THE DATA:
■ ■ ■ ■

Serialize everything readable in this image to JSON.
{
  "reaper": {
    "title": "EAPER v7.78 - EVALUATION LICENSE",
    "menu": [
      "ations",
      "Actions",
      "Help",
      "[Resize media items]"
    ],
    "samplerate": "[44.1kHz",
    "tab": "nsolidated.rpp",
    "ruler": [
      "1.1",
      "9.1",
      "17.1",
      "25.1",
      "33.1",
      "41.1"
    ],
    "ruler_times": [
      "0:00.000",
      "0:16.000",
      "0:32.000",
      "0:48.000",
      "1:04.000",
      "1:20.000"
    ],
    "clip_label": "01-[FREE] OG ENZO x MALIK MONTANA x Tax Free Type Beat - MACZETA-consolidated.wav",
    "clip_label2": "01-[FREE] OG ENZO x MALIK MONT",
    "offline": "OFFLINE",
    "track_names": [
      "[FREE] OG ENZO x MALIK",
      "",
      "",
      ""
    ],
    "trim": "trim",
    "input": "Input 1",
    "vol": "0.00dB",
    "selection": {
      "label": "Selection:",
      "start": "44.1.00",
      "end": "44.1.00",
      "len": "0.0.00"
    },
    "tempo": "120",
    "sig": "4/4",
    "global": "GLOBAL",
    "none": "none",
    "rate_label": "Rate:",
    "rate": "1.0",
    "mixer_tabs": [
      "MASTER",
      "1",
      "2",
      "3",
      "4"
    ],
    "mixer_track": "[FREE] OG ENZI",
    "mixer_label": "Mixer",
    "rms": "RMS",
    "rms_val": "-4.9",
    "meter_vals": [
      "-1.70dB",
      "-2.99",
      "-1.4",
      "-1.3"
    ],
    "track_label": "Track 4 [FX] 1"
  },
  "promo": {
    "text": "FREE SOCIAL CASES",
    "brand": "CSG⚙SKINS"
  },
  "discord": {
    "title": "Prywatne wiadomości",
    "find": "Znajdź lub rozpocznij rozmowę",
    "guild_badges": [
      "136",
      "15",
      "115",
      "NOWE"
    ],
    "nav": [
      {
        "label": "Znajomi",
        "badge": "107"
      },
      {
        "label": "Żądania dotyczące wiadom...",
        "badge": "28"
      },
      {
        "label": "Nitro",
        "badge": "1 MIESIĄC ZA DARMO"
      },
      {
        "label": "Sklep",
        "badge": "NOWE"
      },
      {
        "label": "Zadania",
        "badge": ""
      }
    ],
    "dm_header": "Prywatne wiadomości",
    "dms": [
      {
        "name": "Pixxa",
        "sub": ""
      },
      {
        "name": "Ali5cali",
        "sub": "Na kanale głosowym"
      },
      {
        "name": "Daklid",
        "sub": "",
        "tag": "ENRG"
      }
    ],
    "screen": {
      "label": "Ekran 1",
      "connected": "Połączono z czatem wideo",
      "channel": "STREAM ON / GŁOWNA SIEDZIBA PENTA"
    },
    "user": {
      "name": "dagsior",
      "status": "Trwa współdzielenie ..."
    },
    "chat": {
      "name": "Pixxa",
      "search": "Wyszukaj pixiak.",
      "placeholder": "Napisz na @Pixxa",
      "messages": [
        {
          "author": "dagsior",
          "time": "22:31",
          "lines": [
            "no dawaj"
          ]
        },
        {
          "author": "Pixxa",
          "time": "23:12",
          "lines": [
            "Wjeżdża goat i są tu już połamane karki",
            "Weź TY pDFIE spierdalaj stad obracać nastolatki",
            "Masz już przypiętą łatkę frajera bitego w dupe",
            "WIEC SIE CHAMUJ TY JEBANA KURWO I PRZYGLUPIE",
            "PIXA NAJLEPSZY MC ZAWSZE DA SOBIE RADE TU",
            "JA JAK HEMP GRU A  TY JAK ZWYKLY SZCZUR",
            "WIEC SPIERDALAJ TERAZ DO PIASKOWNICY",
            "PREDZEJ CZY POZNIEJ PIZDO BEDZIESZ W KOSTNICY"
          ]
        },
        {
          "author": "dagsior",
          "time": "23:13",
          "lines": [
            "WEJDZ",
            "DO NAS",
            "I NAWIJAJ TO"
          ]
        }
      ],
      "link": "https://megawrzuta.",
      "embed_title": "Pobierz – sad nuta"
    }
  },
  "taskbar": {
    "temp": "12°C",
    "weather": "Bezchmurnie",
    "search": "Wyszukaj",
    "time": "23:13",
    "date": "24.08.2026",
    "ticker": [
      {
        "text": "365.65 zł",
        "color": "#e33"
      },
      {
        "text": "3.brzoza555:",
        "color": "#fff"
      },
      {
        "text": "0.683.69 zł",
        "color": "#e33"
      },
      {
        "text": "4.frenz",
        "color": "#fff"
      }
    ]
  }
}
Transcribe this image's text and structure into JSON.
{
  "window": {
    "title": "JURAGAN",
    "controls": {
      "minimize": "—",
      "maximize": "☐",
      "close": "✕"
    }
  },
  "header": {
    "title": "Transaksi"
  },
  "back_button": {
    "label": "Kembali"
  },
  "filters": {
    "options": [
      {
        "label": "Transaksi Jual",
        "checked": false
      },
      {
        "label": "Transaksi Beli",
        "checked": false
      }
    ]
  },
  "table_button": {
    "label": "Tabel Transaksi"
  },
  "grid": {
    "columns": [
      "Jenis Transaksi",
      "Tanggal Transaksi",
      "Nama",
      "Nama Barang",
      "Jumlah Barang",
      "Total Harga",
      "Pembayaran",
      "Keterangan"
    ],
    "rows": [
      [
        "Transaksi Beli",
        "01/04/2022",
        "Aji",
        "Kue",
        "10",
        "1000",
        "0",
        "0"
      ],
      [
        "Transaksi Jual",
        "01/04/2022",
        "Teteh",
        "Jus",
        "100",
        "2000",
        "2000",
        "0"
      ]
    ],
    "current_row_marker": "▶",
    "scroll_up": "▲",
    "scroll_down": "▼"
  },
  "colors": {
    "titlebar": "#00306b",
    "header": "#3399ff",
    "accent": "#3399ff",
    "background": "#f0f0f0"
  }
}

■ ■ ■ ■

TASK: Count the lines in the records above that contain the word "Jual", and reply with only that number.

RESPONSE BELOW: 2